“The Juno of our groves”
—“Trees of use and ornament” —
Commemorating Lewis and Clark
In 2003, surveyors placed a monument on the lawn northwest of the house to commemorate the bicentennial of the Lewis and Clark expedition. The brass survey disk bears the design of Jefferson's Indian Peace Medal. Lewis and Clark gave the medal, symbolizing "Peace and Friendship," to tribal leaders that they met on their journey. It depicts a Native American hand (left) clasping a hand representing the U.S. government (right). The central triangle contains a point for determining the monument's exact location. Nationally, disks like this one have been placed at sites associated with the expedition.
"The Juno of our groves"
Likening the "Tulip Poplar to the queen or the Roman gods, Thomas Jefferson described this species of tree as "the Juno of our groves." Native to Virginia, Tulip Poplars are the tallest trees of the eastern forest, reaching 50-150 feet in height. Jefferson used them in his grounds at Poplar Forest and Monticello and recommended them to other gardeners in America and Europe.
The Tulip Poplars on the north lawn are the last survivors of a larger grove that grew here before Jefferson designed his retreat. Tree ring counts of two felled Tulip Poplars that were, until recently, part of the grove date them to the second half of the 18th century.
Jefferson later incorporated these trees into his design, where they formed a naturalistic grove.
"Trees of use and ornament"
In 1813, Jefferson reported that he was improving the property by "planting trees of use and ornament." These improvements included both native trees and more exotic imports from the South Pacific and Europe.

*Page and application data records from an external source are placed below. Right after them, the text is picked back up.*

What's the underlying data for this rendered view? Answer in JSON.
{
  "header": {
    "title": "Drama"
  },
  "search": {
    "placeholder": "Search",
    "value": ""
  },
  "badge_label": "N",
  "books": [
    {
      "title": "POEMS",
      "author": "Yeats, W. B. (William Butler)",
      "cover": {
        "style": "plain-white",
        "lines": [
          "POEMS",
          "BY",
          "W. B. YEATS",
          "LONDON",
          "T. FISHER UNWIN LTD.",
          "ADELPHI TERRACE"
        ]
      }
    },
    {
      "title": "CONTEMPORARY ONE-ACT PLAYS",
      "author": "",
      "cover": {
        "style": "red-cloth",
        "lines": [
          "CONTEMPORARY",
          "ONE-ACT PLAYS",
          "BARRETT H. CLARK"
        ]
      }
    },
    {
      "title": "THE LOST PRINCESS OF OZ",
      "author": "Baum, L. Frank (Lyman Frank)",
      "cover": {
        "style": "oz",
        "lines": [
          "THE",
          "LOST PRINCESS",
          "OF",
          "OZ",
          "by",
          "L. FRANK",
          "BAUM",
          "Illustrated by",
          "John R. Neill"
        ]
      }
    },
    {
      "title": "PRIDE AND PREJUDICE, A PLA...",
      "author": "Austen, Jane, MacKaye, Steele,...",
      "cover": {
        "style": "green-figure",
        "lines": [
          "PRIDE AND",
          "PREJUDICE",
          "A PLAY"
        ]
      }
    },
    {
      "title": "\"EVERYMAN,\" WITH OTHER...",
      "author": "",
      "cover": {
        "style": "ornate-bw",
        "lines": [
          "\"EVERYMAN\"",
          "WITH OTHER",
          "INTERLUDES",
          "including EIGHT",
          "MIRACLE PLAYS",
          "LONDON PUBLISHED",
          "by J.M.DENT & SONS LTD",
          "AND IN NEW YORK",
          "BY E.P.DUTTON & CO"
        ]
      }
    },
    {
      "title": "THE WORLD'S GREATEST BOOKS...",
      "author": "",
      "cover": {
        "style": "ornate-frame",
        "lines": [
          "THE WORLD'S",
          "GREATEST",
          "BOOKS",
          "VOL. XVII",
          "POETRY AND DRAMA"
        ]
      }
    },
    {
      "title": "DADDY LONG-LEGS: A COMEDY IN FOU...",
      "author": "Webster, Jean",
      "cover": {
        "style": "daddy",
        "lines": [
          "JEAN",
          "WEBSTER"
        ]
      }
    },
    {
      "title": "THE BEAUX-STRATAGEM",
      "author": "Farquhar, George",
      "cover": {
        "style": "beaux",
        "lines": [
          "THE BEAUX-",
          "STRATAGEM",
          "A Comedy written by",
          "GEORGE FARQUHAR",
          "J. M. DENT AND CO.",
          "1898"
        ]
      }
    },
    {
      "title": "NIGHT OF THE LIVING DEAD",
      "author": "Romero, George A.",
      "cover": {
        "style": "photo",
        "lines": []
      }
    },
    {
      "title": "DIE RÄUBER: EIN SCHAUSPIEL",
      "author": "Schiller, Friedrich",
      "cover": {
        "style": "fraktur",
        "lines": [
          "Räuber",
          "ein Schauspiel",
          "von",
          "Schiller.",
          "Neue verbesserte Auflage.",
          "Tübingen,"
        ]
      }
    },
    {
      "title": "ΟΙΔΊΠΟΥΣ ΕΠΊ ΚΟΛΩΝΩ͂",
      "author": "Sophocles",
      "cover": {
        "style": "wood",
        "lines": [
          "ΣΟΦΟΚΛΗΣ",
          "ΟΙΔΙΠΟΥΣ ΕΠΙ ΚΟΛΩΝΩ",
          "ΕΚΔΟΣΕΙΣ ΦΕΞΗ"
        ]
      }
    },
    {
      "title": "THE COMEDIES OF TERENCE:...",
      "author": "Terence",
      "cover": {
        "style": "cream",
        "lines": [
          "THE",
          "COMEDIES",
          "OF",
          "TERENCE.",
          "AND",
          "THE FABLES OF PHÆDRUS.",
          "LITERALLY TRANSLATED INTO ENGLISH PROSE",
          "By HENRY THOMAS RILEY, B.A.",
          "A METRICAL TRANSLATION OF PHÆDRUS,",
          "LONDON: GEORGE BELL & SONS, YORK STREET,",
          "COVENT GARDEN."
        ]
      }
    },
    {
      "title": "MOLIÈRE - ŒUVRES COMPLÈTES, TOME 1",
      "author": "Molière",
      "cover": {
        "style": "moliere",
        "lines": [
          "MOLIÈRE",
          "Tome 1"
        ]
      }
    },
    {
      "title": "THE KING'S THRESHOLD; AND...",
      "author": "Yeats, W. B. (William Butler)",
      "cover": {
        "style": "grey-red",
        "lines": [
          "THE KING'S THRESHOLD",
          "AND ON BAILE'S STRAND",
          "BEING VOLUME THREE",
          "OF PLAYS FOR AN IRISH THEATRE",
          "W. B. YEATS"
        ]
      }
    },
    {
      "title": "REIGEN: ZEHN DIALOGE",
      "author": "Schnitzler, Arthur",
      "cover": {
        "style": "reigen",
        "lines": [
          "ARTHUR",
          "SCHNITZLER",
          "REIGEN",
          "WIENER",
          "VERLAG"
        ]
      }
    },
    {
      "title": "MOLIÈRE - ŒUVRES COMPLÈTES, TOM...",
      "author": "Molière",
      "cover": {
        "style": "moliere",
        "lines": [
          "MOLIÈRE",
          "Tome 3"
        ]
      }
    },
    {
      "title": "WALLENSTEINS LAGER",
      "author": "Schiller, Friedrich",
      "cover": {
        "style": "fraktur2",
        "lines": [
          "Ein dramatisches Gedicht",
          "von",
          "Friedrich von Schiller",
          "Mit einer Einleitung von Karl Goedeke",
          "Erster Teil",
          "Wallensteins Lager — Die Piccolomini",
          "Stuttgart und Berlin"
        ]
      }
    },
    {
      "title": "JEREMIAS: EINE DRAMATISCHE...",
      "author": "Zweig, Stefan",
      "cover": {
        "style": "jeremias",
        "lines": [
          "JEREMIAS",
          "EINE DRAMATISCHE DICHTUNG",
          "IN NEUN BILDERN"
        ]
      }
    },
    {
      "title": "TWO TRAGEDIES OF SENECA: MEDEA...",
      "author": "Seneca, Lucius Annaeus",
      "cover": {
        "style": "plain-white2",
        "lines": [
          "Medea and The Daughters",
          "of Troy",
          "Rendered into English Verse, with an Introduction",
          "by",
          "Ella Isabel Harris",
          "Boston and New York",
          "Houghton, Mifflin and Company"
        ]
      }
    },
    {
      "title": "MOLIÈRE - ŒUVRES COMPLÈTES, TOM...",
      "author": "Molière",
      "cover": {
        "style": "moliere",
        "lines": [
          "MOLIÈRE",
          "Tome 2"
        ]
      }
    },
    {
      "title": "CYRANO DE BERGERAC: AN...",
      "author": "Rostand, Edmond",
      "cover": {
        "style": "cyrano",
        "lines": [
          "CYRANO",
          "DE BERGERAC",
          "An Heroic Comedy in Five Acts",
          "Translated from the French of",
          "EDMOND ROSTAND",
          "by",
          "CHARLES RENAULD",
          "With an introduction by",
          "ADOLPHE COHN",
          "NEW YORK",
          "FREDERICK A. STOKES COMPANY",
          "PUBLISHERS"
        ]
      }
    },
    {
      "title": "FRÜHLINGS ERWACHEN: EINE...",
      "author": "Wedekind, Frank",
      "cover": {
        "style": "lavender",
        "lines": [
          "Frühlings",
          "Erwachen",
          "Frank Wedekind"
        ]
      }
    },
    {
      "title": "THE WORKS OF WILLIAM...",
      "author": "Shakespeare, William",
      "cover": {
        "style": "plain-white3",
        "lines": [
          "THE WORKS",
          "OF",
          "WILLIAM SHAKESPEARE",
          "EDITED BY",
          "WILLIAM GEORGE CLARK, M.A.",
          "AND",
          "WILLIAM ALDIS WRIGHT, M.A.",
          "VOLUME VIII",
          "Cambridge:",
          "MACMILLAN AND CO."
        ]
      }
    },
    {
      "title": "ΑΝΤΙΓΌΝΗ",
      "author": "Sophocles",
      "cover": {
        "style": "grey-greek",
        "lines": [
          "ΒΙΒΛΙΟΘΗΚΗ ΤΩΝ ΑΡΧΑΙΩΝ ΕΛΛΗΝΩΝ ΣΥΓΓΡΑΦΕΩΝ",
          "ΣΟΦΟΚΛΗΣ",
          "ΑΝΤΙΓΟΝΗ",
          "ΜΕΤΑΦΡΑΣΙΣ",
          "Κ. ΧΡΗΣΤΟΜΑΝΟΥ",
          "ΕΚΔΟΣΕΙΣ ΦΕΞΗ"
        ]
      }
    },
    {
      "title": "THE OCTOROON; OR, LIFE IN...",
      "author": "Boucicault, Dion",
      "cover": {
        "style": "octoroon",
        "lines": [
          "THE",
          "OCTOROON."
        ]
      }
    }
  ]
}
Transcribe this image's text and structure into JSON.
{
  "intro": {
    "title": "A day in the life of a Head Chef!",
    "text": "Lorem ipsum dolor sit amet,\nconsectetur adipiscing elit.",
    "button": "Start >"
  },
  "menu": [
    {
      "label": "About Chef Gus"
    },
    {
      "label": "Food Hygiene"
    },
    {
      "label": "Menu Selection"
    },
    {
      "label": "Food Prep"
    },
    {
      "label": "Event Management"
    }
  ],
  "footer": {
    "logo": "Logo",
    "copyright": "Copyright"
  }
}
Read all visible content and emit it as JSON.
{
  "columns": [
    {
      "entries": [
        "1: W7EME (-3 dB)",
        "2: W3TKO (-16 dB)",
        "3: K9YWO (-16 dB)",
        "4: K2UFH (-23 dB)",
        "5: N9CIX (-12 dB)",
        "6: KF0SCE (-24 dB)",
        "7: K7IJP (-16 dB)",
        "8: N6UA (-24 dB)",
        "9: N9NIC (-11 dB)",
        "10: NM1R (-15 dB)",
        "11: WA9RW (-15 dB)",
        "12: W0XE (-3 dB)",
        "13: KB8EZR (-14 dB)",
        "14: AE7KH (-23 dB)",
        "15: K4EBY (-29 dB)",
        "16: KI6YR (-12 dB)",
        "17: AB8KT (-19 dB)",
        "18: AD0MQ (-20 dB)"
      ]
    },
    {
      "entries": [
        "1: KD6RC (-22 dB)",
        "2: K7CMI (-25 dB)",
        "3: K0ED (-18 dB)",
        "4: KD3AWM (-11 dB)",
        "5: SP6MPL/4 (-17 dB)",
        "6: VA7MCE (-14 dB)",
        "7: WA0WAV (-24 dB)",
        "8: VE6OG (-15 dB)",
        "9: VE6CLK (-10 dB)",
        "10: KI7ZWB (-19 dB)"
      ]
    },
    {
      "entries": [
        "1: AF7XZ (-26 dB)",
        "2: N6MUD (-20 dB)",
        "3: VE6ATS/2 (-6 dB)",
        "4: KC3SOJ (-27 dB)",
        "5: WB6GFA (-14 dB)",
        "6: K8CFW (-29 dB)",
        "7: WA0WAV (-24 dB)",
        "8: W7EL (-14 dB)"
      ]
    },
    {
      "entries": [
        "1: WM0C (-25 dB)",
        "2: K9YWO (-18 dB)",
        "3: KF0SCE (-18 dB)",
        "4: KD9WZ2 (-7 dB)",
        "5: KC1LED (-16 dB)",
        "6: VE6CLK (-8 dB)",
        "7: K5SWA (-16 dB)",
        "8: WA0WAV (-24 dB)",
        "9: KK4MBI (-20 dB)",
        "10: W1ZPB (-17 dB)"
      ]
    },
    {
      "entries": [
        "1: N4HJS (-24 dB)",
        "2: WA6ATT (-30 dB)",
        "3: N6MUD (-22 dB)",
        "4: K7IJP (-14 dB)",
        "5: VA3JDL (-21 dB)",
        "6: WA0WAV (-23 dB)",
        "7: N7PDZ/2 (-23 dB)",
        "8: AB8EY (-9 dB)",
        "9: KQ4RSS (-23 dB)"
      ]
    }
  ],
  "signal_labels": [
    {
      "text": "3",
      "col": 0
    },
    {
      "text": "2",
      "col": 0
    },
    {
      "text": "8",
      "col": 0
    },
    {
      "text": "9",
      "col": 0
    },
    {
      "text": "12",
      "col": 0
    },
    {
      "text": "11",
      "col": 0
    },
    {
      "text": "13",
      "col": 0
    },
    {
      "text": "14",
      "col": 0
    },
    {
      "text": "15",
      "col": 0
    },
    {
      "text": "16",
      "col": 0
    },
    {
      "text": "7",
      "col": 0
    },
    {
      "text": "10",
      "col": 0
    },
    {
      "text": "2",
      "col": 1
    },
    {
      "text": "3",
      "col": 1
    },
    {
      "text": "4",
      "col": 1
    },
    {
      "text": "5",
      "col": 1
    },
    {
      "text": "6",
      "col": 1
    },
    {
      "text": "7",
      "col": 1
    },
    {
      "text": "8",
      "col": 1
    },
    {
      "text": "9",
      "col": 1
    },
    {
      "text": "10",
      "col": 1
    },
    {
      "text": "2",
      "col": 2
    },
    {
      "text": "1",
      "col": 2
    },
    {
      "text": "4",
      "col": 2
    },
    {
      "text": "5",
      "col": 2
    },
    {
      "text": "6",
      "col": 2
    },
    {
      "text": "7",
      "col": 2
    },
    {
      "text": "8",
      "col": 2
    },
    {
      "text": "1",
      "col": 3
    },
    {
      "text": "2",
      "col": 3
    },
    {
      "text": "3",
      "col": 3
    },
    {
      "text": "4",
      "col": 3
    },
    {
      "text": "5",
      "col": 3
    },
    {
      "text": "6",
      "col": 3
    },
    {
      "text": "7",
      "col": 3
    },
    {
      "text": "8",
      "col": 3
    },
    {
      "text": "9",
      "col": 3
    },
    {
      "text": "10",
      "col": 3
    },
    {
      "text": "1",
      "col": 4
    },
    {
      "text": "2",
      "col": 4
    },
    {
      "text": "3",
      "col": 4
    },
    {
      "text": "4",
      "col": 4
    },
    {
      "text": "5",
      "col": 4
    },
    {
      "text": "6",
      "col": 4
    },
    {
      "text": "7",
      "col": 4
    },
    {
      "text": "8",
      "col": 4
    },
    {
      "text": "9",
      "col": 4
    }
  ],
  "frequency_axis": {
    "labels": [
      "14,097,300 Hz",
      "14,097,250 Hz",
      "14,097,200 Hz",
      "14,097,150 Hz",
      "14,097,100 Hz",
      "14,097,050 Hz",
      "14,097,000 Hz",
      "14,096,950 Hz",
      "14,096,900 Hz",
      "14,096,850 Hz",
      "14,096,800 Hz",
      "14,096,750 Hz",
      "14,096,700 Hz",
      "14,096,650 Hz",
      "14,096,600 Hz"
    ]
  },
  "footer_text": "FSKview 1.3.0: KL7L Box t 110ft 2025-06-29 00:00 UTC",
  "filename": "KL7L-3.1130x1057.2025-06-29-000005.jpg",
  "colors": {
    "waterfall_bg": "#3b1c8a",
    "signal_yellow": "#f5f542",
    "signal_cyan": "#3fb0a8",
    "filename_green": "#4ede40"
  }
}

In the winter of 1812-1813, gardeners planted more than 300 trees individually, in rows and in clumps within the 61-acre enclosure that surrounded the house.